## Task to complete
What is the number of lines in the data that include the string "this"? Give it by itself.

::: Data :::

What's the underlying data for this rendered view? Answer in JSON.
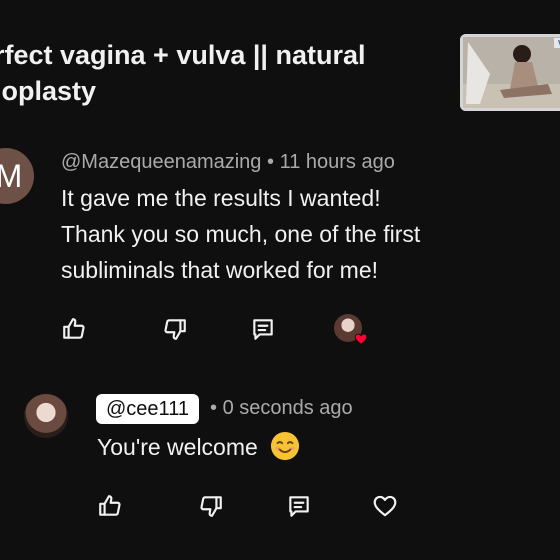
{
  "video": {
    "title_line1": "rfect vagina + vulva || natural",
    "title_line2": "ioplasty"
  },
  "comment": {
    "avatar_letter": "M",
    "author": "@Mazequeenamazing",
    "separator": "•",
    "time": "11 hours ago",
    "text_lines": [
      "It gave me the results I wanted!",
      "Thank you so much, one of the first",
      "subliminals that worked for me!"
    ]
  },
  "reply": {
    "mention": "@cee111",
    "separator": "•",
    "time": "0 seconds ago",
    "text": "You're welcome"
  },
  "icons": {
    "like": "thumbs-up-icon",
    "dislike": "thumbs-down-icon",
    "reply": "comment-icon",
    "heart": "heart-icon",
    "smile": "smiling-face-emoji"
  },
  "colors": {
    "background": "#0f0f0f",
    "text_primary": "#f1f1f1",
    "text_secondary": "#aaaaaa",
    "heart_red": "#ff0033"
  }
}
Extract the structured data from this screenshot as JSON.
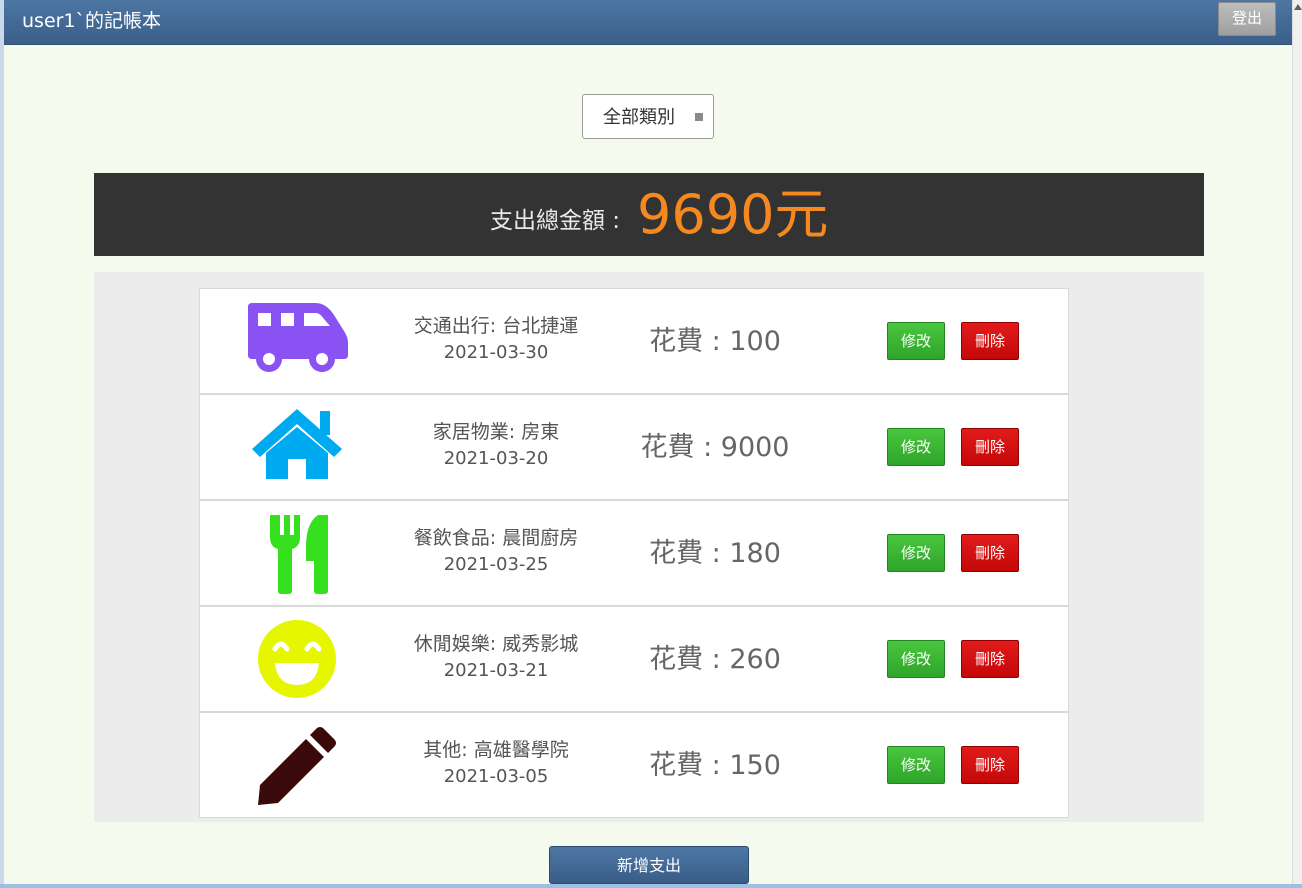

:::

## Your solution
2